Scan the listing below for the word "Reports" and copy every line that has it.

= Beginning of Section =

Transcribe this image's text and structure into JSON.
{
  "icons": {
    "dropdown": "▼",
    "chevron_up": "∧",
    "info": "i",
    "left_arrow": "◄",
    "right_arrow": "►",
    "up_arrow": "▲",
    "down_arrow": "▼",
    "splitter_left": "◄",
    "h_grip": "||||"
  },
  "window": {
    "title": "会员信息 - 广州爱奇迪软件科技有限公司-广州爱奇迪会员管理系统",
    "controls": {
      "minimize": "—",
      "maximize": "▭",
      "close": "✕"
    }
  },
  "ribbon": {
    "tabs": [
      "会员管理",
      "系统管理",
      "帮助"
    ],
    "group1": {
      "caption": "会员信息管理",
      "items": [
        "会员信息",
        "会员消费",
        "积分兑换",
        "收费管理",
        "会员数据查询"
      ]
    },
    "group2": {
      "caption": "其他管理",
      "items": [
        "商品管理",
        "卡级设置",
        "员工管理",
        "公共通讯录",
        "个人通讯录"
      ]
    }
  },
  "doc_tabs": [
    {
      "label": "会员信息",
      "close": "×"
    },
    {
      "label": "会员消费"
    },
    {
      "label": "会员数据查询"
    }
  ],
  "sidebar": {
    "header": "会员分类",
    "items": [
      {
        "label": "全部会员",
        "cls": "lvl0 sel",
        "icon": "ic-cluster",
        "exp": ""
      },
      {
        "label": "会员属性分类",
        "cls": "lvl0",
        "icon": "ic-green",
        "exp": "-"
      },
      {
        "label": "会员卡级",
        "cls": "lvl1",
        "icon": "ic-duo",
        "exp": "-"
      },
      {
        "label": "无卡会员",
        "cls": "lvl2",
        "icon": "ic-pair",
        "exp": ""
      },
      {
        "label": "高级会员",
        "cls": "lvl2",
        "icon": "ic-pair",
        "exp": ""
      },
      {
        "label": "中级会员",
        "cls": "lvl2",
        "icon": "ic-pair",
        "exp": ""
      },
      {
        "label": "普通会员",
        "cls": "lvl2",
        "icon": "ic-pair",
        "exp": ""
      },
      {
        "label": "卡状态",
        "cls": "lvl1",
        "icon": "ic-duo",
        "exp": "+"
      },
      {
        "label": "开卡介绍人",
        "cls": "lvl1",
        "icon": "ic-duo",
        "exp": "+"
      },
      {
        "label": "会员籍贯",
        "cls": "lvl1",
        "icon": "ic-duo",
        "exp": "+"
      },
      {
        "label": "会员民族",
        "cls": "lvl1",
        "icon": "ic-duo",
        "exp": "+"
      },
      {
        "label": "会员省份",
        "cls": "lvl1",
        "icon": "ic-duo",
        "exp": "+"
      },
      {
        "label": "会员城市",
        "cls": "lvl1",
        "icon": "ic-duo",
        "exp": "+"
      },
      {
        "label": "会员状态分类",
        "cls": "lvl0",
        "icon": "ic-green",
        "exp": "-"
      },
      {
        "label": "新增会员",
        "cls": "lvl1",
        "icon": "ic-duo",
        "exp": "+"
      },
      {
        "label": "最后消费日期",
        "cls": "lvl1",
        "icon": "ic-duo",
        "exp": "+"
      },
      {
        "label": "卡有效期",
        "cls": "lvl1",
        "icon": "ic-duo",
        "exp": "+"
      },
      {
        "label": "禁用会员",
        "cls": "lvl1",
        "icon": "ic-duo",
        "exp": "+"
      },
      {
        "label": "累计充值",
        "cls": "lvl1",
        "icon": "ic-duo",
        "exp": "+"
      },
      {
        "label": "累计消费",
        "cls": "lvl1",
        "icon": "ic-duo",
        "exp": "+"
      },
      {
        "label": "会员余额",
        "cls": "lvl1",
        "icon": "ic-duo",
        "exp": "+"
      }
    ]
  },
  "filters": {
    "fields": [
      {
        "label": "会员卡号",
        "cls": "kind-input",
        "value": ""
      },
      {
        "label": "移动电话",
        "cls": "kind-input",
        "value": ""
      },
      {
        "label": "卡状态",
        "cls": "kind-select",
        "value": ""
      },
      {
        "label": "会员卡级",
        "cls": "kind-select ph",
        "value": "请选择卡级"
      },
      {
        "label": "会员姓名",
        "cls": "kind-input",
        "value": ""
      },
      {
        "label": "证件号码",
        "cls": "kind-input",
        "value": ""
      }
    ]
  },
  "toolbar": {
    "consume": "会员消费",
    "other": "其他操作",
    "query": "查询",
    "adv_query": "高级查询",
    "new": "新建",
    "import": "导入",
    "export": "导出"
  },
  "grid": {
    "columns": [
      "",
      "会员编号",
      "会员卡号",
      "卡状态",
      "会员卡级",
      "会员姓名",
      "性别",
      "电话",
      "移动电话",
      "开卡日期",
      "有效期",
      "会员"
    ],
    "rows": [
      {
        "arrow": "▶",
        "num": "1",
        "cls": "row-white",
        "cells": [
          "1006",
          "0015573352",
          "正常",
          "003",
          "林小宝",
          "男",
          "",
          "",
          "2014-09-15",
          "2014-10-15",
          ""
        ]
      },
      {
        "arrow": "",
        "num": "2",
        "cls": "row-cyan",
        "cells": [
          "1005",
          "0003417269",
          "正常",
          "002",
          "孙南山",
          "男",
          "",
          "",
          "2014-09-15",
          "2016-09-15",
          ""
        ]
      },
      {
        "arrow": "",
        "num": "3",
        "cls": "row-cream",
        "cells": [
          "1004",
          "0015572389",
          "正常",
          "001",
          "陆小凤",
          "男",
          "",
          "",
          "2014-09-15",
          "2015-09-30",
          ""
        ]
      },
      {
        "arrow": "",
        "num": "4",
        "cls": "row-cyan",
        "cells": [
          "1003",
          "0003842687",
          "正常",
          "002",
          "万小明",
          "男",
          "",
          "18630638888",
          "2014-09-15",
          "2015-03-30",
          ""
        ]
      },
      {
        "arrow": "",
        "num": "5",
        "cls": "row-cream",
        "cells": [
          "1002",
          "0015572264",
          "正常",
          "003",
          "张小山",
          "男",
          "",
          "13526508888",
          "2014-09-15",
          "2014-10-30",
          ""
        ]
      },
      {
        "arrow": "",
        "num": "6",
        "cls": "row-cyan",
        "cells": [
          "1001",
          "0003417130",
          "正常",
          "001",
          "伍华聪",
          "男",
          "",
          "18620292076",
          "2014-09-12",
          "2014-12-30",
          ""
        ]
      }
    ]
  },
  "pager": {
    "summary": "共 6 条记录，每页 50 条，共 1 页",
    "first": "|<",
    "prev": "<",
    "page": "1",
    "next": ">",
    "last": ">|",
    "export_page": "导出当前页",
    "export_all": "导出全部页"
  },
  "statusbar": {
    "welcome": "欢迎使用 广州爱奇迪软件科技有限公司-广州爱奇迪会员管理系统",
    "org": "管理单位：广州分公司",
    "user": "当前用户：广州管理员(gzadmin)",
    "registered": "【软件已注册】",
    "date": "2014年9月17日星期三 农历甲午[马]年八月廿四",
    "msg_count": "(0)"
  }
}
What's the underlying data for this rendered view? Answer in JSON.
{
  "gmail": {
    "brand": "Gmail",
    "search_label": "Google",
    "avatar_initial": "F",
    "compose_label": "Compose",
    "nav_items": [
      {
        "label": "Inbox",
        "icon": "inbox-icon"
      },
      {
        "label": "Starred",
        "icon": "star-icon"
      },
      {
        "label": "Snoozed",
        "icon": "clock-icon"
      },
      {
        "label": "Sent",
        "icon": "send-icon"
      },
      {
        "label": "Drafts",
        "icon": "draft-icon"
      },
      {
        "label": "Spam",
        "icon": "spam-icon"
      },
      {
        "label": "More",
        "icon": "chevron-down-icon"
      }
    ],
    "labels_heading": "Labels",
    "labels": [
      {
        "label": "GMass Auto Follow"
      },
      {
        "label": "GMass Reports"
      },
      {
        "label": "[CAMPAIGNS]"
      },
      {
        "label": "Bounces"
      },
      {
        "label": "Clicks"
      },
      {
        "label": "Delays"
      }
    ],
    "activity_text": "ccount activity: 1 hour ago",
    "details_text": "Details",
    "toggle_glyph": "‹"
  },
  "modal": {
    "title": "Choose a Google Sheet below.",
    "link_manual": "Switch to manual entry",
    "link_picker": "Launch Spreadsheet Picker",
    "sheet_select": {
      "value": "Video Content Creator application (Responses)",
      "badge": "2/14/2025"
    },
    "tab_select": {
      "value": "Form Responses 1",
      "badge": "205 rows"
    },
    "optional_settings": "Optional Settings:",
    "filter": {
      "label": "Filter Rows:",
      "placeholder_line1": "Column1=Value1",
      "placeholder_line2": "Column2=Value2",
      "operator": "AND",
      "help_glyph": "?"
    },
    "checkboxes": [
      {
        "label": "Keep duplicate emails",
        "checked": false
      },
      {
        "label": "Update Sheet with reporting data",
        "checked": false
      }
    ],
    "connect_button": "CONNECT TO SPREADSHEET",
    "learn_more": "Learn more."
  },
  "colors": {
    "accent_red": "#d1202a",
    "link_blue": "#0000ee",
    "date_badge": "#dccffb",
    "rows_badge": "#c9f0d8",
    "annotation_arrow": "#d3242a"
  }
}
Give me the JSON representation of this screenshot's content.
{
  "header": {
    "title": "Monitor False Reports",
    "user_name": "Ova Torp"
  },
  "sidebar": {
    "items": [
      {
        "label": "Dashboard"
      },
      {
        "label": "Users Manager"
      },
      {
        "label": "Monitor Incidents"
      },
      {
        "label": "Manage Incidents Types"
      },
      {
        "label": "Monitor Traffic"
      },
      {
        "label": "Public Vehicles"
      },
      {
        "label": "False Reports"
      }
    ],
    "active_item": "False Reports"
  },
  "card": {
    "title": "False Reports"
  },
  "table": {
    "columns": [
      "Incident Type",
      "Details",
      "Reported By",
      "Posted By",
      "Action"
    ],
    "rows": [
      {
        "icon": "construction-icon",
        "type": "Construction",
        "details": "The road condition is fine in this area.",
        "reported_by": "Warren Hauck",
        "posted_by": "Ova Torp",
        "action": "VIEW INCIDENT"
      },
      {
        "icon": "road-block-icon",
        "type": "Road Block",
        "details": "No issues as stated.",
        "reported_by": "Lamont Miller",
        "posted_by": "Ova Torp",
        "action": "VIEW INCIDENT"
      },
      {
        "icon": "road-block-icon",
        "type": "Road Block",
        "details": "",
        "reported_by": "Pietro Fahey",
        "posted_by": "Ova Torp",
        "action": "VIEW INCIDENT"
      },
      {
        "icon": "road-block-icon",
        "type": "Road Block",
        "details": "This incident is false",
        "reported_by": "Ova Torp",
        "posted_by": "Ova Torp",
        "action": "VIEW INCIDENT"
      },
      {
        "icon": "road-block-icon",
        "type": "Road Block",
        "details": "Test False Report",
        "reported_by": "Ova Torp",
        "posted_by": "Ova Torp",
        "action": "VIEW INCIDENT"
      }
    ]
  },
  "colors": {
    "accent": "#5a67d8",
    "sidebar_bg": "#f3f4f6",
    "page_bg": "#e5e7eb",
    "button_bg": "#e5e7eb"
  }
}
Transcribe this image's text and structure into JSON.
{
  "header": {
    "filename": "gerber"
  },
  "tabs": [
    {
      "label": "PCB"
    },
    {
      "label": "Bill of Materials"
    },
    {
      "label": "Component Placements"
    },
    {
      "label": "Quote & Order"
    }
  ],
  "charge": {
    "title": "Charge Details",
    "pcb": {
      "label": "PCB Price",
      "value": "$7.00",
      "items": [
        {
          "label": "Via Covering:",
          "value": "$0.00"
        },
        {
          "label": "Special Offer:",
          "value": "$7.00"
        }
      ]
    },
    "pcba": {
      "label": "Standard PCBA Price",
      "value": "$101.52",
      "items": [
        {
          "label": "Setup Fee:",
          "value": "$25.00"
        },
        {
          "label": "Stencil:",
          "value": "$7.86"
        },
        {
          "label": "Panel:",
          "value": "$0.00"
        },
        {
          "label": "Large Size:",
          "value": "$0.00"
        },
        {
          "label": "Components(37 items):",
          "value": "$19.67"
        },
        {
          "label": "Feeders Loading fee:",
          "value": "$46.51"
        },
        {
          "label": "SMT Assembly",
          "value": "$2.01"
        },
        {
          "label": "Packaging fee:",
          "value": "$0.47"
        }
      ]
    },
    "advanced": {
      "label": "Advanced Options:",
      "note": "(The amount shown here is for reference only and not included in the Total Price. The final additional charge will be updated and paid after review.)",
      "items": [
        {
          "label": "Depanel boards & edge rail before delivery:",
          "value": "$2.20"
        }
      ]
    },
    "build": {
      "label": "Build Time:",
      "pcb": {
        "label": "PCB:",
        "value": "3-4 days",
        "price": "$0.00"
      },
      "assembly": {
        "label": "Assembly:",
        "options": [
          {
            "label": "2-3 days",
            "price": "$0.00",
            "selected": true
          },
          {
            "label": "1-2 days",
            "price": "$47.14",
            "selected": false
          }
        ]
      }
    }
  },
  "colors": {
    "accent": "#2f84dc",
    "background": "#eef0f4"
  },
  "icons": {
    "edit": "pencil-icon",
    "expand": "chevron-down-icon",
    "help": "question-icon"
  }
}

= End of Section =

ANSWER AREA:
        "label": "GMass Reports"
    "title": "Monitor False Reports",
        "label": "False Reports"
    "active_item": "False Reports"
    "title": "False Reports"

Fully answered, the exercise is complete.